Christmas came early for many — but not for all — when Gov. David Ige announced his $13 billion supplemental budget Monday.
It includes $160 million to rebuild the Hawaii State Hospital in Kaneohe, $179 million for improvements to airports in Kona and Honolulu and $161 million for affordable housing.
The governor also wants $164 million for post-employment benefits for state workers and retirees — also known as unfunded liabilities or other post-employment benefits. There is $30 million for “heat abatement” in public schools and $35 million for a new classroom building at Campbell High School in Ewa Beach.
All told, the governor asked for $248 million in support for education while acknowledging “a lot more needs to be done.” (Asked why he wasn’t proposing to spend more on the Department of Education, Ige replied, “Are you willing to pay increased taxes?”)
Ige’s budget also includes $1.8 billion for construction projects.
Gov. David Ige says Hawaii must continue to live within its means.
Additionally, the budget contains more than $9 million for homeless programs, including $2.2 million “to keep public spaces public” — that is, to help the state clear state lands where homeless people congregate.
Ige said the budget makes good on the promise he made to the people of Hawaii when he was running for governor last year: “to get our government house in order, honor our obligations and commitments and act to improve the lives of Hawaii’s people. The budget I am submitting this year keeps that promise.”
But there weren’t many gifts in Ige’s big bag for the University of Hawaii, which won’t see an additional $3 million that school officials had requested to offset a deficit in the Athletics Department.
Still, it wasn’t exactly a lump of coal in a stocking, either. UH would get $4 million for the Cancer Center and $60 million in capital improvement project funds for renewal and deferred maintenance at campuses statewide.
Legislators staffers joined reporters for the governor’s budget presentation.
Cory Lum/Civil Beat
Ige said his supplemental budget represented “targeted changes” to the two-year, $26 billion budget that was approved last May.
“We are focused on areas where government can make a real difference in the lives of Hawaii’s citizens,” he said at a news conference at the Capitol with Budget and Finance Director Wes Machida at his side.
Among the budget items still to be determined are the costs to the state to absorb the defunct Hawaii Health Connector into the HealthCare.gov insurance coverage portal.
Nor is it clear how much the Legislature will need to provide the Department of Hawaiian Homelands.
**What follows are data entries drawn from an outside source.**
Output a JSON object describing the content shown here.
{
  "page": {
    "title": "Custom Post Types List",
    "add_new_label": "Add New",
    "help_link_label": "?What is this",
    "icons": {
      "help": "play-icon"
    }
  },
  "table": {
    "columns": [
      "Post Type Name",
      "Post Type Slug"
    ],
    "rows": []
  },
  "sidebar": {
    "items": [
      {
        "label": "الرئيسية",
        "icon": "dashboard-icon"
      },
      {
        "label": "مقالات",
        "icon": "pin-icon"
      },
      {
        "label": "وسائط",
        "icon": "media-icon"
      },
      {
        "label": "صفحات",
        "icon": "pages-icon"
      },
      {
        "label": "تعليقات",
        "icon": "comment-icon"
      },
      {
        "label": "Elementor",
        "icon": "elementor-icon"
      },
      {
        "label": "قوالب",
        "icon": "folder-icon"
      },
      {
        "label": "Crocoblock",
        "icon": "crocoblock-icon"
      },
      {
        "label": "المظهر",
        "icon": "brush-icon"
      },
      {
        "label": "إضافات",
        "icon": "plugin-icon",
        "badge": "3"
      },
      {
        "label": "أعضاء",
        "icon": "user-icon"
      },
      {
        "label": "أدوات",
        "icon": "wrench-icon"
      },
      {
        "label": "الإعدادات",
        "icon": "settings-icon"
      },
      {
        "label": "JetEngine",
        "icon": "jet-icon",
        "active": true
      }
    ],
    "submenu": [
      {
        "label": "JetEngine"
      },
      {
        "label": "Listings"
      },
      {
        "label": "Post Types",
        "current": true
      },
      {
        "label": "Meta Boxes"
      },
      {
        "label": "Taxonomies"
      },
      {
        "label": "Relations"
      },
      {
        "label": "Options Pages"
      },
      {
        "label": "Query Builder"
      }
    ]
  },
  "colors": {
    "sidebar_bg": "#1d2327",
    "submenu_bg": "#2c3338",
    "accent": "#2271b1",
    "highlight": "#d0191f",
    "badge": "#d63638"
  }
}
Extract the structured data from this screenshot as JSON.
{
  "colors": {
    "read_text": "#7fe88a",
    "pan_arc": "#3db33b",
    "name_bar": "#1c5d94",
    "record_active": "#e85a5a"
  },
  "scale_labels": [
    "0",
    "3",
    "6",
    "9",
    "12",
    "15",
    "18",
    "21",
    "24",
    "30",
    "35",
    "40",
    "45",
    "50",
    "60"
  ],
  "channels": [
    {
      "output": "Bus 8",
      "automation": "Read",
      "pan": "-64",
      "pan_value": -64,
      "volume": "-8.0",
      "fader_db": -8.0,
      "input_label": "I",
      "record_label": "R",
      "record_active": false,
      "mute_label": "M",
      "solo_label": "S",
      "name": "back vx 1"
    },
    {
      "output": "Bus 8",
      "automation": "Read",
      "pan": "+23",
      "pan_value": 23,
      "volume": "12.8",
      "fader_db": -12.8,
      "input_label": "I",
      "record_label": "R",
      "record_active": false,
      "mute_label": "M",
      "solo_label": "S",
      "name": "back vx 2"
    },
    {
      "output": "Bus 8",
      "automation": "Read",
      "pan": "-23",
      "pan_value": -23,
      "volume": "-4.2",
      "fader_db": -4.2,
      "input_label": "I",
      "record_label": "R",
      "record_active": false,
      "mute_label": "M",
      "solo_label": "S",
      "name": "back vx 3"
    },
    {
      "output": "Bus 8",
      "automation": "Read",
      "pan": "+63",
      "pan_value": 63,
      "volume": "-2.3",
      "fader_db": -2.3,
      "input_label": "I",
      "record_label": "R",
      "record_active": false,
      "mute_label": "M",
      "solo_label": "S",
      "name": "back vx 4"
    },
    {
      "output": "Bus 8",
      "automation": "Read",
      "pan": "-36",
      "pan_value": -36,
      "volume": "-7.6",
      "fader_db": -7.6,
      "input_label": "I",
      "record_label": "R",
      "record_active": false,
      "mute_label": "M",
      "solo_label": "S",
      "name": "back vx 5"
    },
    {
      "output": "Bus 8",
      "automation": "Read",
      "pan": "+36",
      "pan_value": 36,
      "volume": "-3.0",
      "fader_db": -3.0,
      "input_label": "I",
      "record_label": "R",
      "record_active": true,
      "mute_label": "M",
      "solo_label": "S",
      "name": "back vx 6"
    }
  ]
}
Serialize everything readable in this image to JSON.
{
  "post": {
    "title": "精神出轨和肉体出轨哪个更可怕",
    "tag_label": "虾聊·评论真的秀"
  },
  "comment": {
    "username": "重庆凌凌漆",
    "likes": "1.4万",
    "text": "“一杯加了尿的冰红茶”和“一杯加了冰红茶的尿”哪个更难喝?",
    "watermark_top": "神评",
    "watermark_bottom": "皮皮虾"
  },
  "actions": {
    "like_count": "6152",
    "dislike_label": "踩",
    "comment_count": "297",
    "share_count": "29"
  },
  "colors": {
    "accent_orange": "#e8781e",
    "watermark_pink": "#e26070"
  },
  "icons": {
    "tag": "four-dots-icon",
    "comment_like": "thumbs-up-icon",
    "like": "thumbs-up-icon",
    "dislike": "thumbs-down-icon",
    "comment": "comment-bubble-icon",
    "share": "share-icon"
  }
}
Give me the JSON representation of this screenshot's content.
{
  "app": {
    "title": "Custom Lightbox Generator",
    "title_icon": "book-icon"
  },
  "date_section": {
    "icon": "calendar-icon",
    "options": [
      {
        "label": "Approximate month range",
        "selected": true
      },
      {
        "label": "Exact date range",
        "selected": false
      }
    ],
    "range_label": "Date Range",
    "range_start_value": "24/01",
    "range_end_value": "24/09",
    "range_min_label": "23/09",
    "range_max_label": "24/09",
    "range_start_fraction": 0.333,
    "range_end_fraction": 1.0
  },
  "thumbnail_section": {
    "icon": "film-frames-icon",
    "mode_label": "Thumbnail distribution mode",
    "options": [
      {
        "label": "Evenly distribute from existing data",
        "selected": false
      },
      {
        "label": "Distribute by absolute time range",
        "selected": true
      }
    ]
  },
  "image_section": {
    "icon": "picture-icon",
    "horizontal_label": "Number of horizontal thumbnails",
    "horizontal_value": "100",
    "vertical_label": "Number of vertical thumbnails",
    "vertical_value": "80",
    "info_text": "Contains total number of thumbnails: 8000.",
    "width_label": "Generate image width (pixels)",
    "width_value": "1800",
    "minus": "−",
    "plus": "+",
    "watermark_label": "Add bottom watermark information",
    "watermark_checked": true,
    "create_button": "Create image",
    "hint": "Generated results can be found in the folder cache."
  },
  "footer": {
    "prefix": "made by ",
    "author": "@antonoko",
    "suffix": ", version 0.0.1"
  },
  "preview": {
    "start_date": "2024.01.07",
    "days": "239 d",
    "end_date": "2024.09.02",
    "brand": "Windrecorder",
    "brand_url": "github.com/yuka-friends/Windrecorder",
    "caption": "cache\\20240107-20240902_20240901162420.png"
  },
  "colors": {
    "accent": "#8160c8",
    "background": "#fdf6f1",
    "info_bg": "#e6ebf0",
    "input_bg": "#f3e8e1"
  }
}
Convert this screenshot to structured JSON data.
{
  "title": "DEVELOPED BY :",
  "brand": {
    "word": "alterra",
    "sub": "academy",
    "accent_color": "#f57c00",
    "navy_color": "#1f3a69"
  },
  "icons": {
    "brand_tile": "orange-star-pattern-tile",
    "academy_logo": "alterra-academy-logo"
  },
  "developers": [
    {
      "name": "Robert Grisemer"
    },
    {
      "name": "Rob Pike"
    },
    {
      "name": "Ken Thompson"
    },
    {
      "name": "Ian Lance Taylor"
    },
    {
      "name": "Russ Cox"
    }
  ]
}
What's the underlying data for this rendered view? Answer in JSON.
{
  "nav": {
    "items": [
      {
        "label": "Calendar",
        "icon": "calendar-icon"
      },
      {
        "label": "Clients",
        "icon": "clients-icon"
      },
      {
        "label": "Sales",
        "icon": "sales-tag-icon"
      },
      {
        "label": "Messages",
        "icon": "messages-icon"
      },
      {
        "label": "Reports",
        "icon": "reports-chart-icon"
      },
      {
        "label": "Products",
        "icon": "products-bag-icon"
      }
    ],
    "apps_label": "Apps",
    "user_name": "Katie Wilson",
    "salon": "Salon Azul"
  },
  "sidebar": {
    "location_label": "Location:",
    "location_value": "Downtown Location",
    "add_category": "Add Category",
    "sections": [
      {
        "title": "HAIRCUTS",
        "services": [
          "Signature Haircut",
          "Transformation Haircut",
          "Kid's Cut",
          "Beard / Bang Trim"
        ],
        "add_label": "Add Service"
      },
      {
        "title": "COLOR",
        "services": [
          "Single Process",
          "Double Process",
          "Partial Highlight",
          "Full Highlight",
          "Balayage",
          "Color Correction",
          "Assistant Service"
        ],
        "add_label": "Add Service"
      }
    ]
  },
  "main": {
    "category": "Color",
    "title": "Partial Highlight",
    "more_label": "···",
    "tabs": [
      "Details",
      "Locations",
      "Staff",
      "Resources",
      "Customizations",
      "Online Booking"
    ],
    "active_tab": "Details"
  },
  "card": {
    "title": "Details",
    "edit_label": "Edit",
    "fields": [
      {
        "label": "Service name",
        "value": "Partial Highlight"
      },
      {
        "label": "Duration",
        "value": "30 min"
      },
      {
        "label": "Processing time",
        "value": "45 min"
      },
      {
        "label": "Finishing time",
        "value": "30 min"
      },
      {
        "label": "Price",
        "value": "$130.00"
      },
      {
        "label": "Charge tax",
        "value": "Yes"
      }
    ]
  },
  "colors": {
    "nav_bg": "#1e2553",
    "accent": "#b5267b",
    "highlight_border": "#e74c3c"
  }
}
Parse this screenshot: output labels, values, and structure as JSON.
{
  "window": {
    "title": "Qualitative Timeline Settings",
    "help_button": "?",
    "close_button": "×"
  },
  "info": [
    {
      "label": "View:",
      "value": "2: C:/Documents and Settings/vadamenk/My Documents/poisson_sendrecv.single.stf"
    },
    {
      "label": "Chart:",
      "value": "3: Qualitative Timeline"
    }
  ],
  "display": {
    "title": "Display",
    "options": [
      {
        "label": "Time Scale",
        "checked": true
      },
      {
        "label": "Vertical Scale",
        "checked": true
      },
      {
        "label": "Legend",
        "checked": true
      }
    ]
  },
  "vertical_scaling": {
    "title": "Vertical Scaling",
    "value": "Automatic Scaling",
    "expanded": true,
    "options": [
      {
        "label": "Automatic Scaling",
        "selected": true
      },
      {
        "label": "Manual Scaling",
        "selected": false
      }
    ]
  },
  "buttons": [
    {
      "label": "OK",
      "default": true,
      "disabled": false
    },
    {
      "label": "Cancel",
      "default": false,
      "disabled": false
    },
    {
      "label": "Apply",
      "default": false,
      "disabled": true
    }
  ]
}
The First Circuit Court earlier this month said the state had failed to provide adequate funding and that DHHL should received at least $28 million in general funds this coming fiscal year. Ige said he was reviewing the decision with Attorney General Doug Chin.
The budget now goes to the House Finance Committee, which will begin hearing specific department budget requests Jan. 4 along with the Senate Ways and Means Committee.
Monday was the deadline for the governor to submit his budget to the Hawaii Legislature.
Cory Lum/Civil Beat
Finance Chair Rep.Sylvia Luke said Ige’s supplemental budget reflected “the tone” that she and Ige set when he was Ways and Means chair — “very cautious, still making investment in the future.”
She praised the governor for putting more money toward unfunded liabilities, for example, but said other items would require a closer look.
One would be the $160 million for the State Hospital. While pleased that the administration is committed to a new facility, Luke said it was “a huge amount” that calls for quicker work than the seven to eight years envisioned for the project.
Luke also was disappointed not to see a budget proposal for the Oahu Community Correctional Center, which she argued needs to be rebuilt somewhere else besides its current location in Kalihi. Ige said he’d have more to say about OCCC in his State of the State address next month.
Ways and Means Chair Sen. Jill Tokuda did not respond to a request for comment on the governor’s fiscal priorities.